Stored data entries
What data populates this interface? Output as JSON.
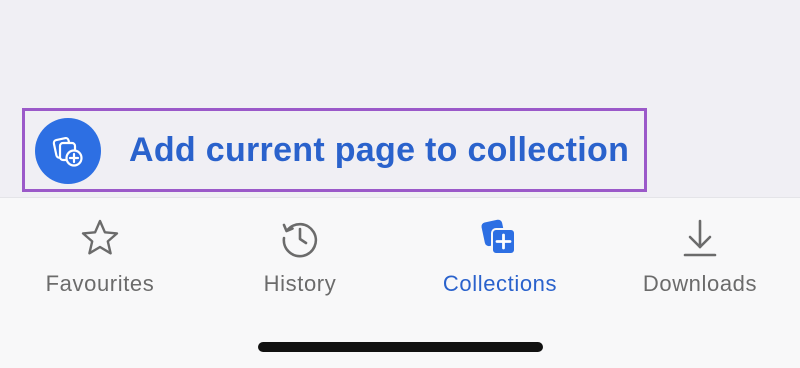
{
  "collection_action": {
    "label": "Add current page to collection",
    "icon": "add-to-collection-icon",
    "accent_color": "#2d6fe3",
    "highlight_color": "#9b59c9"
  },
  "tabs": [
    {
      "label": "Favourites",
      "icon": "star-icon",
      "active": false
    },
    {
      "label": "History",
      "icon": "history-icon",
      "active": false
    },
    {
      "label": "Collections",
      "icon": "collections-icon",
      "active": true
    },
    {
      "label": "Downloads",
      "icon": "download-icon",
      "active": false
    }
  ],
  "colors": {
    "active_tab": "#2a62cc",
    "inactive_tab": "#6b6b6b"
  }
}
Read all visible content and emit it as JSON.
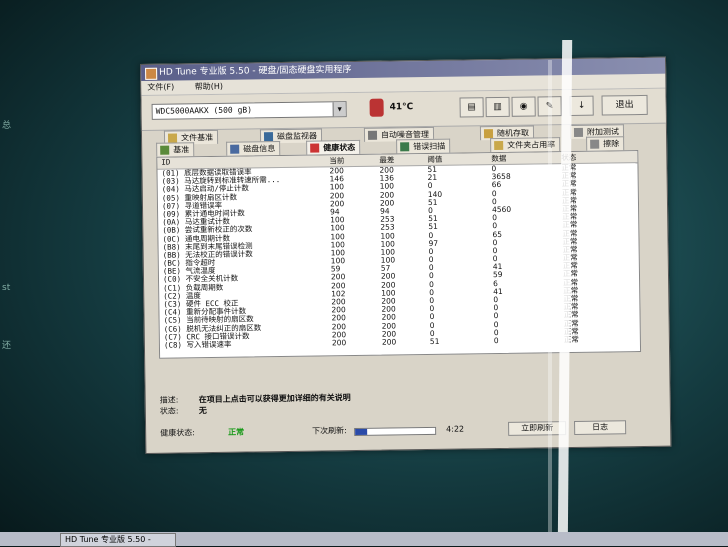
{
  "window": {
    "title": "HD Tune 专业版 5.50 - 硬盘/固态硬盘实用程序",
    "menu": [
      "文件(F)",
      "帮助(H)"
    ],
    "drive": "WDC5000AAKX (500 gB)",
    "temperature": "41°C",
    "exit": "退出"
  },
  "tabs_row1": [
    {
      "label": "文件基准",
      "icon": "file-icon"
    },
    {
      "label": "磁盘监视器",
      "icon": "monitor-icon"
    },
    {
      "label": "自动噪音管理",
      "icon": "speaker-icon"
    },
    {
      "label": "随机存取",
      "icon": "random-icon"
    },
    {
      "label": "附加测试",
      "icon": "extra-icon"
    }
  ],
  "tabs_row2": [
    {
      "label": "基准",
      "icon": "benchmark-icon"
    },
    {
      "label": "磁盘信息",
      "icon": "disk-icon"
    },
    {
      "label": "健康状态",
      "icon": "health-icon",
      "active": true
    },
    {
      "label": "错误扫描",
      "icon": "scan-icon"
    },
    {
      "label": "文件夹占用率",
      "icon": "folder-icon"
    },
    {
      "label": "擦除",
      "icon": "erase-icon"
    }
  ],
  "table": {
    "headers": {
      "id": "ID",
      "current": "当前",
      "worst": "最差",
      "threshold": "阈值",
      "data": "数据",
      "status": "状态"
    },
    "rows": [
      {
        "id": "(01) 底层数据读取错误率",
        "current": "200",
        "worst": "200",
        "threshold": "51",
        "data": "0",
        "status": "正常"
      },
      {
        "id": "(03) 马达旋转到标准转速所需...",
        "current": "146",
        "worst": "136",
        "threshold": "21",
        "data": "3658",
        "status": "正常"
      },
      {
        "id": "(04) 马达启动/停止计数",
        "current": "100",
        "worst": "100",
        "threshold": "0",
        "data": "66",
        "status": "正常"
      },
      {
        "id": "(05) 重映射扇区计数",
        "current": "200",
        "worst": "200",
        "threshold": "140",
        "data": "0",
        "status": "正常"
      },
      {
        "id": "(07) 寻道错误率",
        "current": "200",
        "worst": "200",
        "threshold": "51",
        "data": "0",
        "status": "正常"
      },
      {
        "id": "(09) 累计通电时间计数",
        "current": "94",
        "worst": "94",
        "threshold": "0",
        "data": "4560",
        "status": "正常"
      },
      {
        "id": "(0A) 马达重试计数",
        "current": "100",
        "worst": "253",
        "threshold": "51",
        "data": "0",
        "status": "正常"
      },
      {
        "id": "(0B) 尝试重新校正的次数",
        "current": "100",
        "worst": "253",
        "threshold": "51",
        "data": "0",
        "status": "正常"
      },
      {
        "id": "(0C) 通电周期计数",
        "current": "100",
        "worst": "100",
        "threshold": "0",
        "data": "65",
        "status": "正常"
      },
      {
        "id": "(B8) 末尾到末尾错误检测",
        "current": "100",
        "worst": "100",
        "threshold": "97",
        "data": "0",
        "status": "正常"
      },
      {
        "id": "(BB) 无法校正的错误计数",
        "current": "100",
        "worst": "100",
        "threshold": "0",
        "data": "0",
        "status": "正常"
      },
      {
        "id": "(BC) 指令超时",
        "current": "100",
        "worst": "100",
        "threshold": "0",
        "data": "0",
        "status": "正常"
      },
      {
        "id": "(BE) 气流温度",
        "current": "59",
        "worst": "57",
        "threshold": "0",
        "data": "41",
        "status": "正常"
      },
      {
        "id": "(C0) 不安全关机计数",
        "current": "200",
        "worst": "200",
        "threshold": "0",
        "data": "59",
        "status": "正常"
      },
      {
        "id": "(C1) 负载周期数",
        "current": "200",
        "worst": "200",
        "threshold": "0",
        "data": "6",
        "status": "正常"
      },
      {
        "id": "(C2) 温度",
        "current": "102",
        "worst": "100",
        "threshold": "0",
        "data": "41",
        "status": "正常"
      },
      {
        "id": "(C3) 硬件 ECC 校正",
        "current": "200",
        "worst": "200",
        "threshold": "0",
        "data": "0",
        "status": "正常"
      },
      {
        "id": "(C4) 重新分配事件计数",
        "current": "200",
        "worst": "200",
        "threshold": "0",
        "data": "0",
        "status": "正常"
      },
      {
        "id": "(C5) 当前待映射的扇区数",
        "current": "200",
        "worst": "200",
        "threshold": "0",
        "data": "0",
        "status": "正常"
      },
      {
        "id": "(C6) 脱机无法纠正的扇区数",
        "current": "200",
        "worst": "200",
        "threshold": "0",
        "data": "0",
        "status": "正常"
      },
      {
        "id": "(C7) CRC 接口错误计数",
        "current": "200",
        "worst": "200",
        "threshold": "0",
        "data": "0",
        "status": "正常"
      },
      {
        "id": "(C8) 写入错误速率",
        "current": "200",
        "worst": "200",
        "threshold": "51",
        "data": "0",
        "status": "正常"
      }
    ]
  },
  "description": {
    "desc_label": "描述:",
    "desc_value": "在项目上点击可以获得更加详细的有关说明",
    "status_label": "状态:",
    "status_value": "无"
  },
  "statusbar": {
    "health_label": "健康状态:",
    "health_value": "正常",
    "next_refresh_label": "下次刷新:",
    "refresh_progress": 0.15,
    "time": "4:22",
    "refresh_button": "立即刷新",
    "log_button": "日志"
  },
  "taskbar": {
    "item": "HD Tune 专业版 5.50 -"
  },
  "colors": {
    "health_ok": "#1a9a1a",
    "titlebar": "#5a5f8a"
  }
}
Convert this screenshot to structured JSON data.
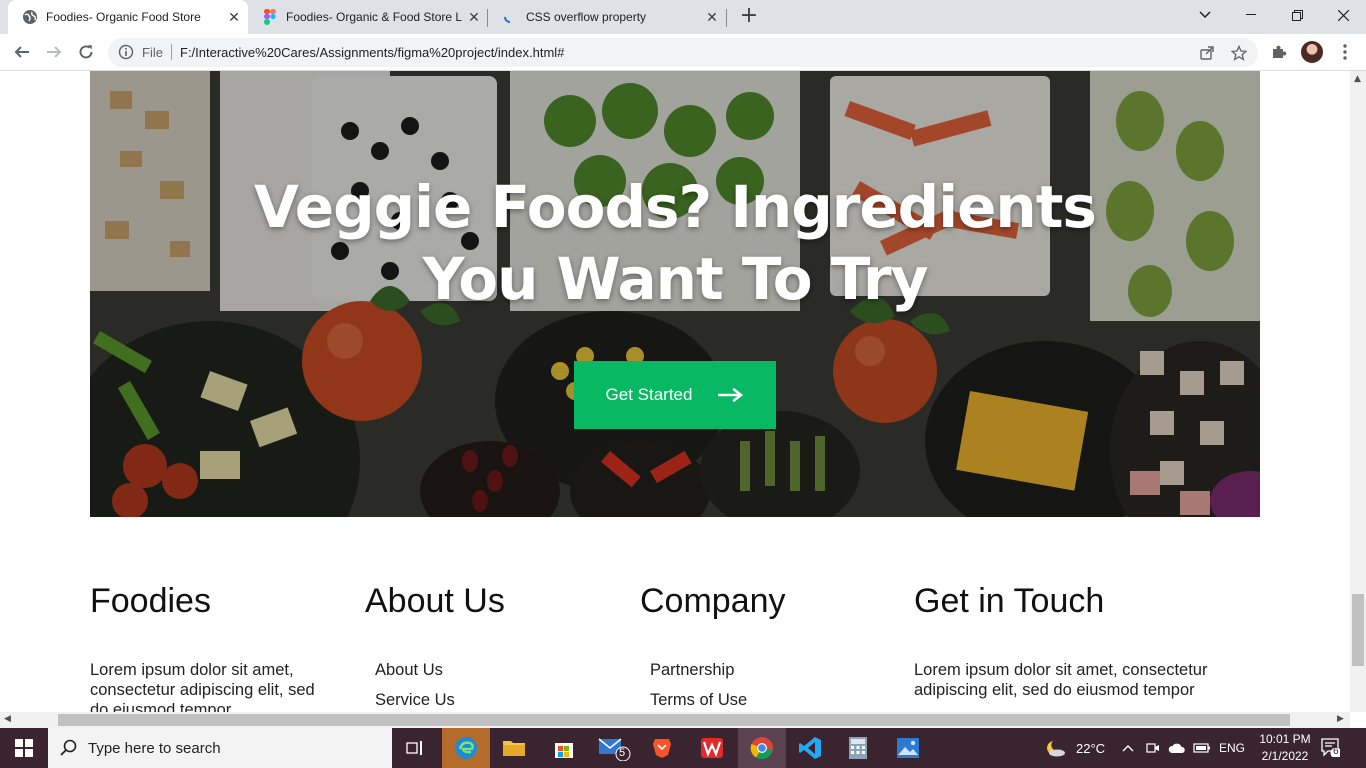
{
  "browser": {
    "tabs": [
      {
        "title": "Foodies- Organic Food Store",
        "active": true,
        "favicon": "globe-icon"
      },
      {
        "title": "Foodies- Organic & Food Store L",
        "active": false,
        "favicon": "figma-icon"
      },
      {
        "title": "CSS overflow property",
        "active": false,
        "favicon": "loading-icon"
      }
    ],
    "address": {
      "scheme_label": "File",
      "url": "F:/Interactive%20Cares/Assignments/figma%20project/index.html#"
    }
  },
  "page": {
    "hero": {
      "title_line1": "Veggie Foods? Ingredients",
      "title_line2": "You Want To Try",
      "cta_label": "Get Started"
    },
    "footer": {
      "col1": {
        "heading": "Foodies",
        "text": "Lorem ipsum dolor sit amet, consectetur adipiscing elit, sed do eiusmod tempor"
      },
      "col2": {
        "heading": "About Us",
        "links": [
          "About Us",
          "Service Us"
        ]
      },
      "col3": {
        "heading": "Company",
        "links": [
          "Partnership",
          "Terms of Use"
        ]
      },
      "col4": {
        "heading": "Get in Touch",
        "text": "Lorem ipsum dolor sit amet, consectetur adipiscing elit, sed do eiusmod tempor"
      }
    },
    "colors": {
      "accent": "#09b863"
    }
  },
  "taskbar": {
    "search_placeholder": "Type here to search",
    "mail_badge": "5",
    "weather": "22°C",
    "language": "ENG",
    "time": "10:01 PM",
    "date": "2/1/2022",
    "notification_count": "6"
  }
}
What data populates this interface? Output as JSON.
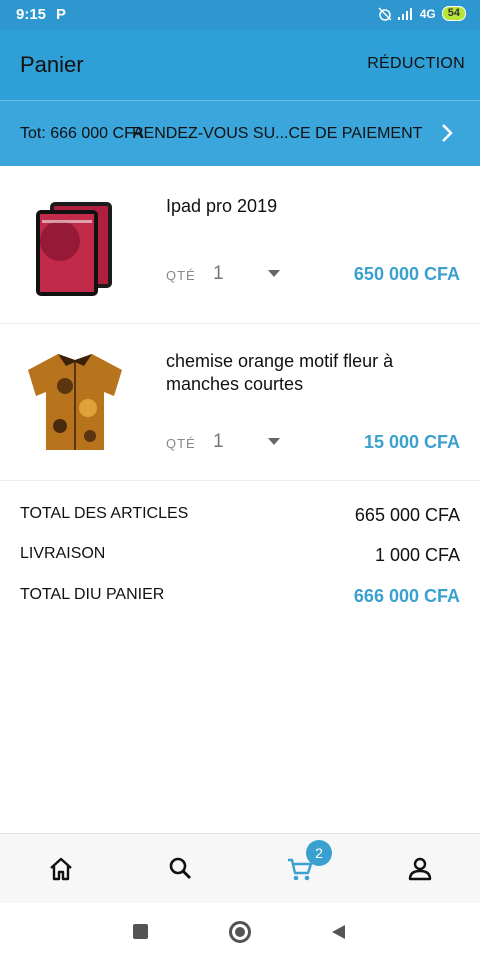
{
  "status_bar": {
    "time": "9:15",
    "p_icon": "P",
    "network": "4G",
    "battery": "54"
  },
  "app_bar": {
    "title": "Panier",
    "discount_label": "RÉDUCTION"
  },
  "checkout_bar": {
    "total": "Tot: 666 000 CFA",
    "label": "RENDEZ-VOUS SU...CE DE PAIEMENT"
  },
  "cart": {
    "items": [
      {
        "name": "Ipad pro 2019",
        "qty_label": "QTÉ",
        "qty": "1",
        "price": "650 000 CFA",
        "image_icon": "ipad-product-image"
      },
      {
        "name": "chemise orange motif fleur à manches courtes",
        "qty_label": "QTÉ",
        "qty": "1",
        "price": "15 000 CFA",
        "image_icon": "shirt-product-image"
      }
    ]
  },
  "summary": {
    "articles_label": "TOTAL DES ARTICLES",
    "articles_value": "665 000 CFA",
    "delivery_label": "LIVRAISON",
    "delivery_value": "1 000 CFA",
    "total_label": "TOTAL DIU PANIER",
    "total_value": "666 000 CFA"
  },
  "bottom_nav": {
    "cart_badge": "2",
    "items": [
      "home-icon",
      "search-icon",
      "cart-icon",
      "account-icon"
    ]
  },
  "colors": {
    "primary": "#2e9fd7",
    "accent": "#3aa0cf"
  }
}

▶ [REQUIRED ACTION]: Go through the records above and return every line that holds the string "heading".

▶ [FINISHED EXERCISE]:
        "heading": "Foodies",
        "heading": "About Us",
        "heading": "Company",
        "heading": "Get in Touch",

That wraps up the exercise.